Both the TOF an EA diagnostics determine the absolute beam energy to ±2%, with both measurements agreeing within these uncertainties (Figure 2). The precise determination of the energy  is essential for agreement between simulations and experimental data. prost fig 1

Figure 3 shows the longitudinal energy distribution obtained with the EA. The high-energy head and low-energy tail are understood to be from the beam longitudinal space charge, which accelerates particles at the front end of the bunch and decelerates particles  at the rear of the pulse. These data also show that in the middle of the pulse, the mean beam energy is constant to within 0.5% for 3.1 ms.

Figure 1 – Cold fluid model vs TOF
 perturbation on the beam current
waveform. Perturbation applied @ t = 0.

This information (particularly the head and tail energy variations with respect to the core of the beam pulse) will be used to help complete the design of a bunch end control module to be installed next year prost fig 2 in between the matching section and the periodic transport lattice; a first step towards conducting more longitudinal physics experiments.

  - L. Prost, F. Bieniosek,   A. Faltens, P. Seidl, W. Waldron

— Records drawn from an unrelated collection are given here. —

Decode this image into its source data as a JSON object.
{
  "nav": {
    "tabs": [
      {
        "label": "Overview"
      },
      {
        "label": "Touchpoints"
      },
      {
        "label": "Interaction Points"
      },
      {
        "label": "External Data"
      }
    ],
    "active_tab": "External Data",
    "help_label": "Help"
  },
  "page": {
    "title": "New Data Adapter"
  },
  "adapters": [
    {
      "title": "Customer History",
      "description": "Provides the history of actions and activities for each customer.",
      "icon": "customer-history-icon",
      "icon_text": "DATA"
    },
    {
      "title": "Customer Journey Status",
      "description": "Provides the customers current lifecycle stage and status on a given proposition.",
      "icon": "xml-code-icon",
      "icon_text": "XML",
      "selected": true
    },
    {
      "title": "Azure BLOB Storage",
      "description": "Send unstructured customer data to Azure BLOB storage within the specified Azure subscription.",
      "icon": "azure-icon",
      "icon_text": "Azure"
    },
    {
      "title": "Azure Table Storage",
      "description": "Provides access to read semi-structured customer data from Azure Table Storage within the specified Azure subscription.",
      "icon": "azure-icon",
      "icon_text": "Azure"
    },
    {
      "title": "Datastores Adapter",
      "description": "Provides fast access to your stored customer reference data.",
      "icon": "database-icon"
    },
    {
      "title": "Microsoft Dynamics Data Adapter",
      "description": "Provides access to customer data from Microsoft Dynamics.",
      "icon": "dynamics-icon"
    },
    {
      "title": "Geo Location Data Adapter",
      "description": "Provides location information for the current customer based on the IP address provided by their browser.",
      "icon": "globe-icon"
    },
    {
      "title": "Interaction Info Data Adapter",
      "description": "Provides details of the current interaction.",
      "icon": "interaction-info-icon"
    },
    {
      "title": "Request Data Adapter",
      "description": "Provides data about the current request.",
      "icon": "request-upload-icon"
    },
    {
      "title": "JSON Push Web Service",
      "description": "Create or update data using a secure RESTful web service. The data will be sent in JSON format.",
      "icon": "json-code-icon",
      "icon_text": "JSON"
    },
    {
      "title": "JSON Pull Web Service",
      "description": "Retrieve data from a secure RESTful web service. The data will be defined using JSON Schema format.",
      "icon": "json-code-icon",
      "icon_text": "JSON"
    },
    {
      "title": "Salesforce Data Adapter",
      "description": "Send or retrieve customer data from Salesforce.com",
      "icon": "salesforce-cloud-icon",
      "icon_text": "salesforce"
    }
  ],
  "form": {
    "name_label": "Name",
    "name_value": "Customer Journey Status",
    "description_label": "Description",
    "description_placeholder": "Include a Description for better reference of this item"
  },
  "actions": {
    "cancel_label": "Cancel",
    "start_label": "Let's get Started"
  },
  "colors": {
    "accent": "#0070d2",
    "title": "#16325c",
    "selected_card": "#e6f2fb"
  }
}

Figure 2 – TOF and EA measurements comparison. prost fig 3
The error bars represent the systematic error (± 2%).

Figure 3 – Longitudinal Energy
Distribution measured with the
 electrostatic energy analyzer.

Study of mismatch oscillations in beam envelope

Mismatch oscillations, in the envelope of beam particles, play a role in transport limits by generating halo. This induces beam loss, resulting in gas desorption and secondary electron production, so understanding mismatch oscillations are  important in the transport of intense ion beams. We performed an extensive analytical and numerical study on the transverse envelope oscillations of intense ion beams in continuous focusing, periodic solenoidal, and periodic quadrupole transport channels. This study significantly extends earlier work by Struckmeier and Reiser [Part. Accel. 14, 227 (1984)] and is being submitted for publication. We map regions of parametric instability, find new classes of envelope instabilities, explore parametric sensitivities, describe launching conditions for pure normal mode oscillations, and calculate analytically accessible limits. We also analyze driving sources of mismatch oscillations resulting from focusing errors, particle loss, and beam emittance growth. The figure shows bands of parametric instability for breathing and elliptical envelope distortions for a periodic solenoidal focusing lattice with  solenoids  filling 75%  of  the lattice. If higher order  instabilities  can also be  suppressed,  broad  parameter  regions  with σ0 >90° or sigma0 >90 degrees outside of the envelope instability bands can be exploited to allow transport of higher current density beams.
mismatch fig 1  

- Steven M. Lund and Boris Bukh
Figure 1 – Contours of the log of 
the growth in envelope oscillation

amplitude per lattice period for
periodic solenoid focusing as a

function of the single particle phase
σ0 or Sigma
0 and the space-charge
0 or Sigma/Sigma0.